What the exercise asks: The expected output is every entry below, exact in every character.

Extracted material:

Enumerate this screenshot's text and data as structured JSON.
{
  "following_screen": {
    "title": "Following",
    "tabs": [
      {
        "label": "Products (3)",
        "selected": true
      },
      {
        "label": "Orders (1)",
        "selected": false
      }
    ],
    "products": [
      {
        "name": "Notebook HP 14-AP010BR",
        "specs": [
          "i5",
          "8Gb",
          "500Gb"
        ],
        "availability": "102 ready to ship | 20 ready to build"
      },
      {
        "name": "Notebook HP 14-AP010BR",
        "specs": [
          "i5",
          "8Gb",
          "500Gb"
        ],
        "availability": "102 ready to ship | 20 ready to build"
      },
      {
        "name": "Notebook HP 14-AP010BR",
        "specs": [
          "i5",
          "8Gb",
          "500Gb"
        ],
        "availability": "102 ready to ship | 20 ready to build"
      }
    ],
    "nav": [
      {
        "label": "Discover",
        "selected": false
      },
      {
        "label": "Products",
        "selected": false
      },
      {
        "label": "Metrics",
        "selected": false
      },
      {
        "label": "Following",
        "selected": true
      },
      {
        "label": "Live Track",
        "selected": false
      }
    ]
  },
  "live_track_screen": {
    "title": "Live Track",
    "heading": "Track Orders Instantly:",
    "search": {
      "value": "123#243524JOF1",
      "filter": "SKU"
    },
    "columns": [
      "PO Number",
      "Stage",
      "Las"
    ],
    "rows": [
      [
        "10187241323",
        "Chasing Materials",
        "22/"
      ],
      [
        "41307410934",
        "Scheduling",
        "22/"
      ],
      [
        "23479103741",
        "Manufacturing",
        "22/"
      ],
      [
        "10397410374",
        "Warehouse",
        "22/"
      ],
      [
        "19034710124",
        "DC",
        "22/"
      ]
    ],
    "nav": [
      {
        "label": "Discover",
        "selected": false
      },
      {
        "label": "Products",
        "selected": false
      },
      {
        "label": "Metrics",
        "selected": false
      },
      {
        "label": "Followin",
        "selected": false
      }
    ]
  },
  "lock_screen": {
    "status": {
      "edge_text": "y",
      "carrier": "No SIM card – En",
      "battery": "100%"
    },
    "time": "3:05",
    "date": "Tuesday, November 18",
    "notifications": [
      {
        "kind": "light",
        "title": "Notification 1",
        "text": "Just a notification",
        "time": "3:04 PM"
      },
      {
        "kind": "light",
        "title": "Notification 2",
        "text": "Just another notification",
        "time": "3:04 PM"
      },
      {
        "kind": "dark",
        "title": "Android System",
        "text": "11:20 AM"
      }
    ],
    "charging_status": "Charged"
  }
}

Response area:
Enumerate this screenshot's text and data as structured JSON.
{
  "following_screen": {
    "title": "Following",
    "tabs": [
      {
        "label": "Products (3)",
        "selected": true
      },
      {
        "label": "Orders (1)",
        "selected": false
      }
    ],
    "products": [
      {
        "name": "Notebook HP 14-AP010BR",
        "specs": [
          "i5",
          "8Gb",
          "500Gb"
        ],
        "availability": "102 ready to ship | 20 ready to build"
      },
      {
        "name": "Notebook HP 14-AP010BR",
        "specs": [
          "i5",
          "8Gb",
          "500Gb"
        ],
        "availability": "102 ready to ship | 20 ready to build"
      },
      {
        "name": "Notebook HP 14-AP010BR",
        "specs": [
          "i5",
          "8Gb",
          "500Gb"
        ],
        "availability": "102 ready to ship | 20 ready to build"
      }
    ],
    "nav": [
      {
        "label": "Discover",
        "selected": false
      },
      {
        "label": "Products",
        "selected": false
      },
      {
        "label": "Metrics",
        "selected": false
      },
      {
        "label": "Following",
        "selected": true
      },
      {
        "label": "Live Track",
        "selected": false
      }
    ]
  },
  "live_track_screen": {
    "title": "Live Track",
    "heading": "Track Orders Instantly:",
    "search": {
      "value": "123#243524JOF1",
      "filter": "SKU"
    },
    "columns": [
      "PO Number",
      "Stage",
      "Las"
    ],
    "rows": [
      [
        "10187241323",
        "Chasing Materials",
        "22/"
      ],
      [
        "41307410934",
        "Scheduling",
        "22/"
      ],
      [
        "23479103741",
        "Manufacturing",
        "22/"
      ],
      [
        "10397410374",
        "Warehouse",
        "22/"
      ],
      [
        "19034710124",
        "DC",
        "22/"
      ]
    ],
    "nav": [
      {
        "label": "Discover",
        "selected": false
      },
      {
        "label": "Products",
        "selected": false
      },
      {
        "label": "Metrics",
        "selected": false
      },
      {
        "label": "Followin",
        "selected": false
      }
    ]
  },
  "lock_screen": {
    "status": {
      "edge_text": "y",
      "carrier": "No SIM card – En",
      "battery": "100%"
    },
    "time": "3:05",
    "date": "Tuesday, November 18",
    "notifications": [
      {
        "kind": "light",
        "title": "Notification 1",
        "text": "Just a notification",
        "time": "3:04 PM"
      },
      {
        "kind": "light",
        "title": "Notification 2",
        "text": "Just another notification",
        "time": "3:04 PM"
      },
      {
        "kind": "dark",
        "title": "Android System",
        "text": "11:20 AM"
      }
    ],
    "charging_status": "Charged"
  }
}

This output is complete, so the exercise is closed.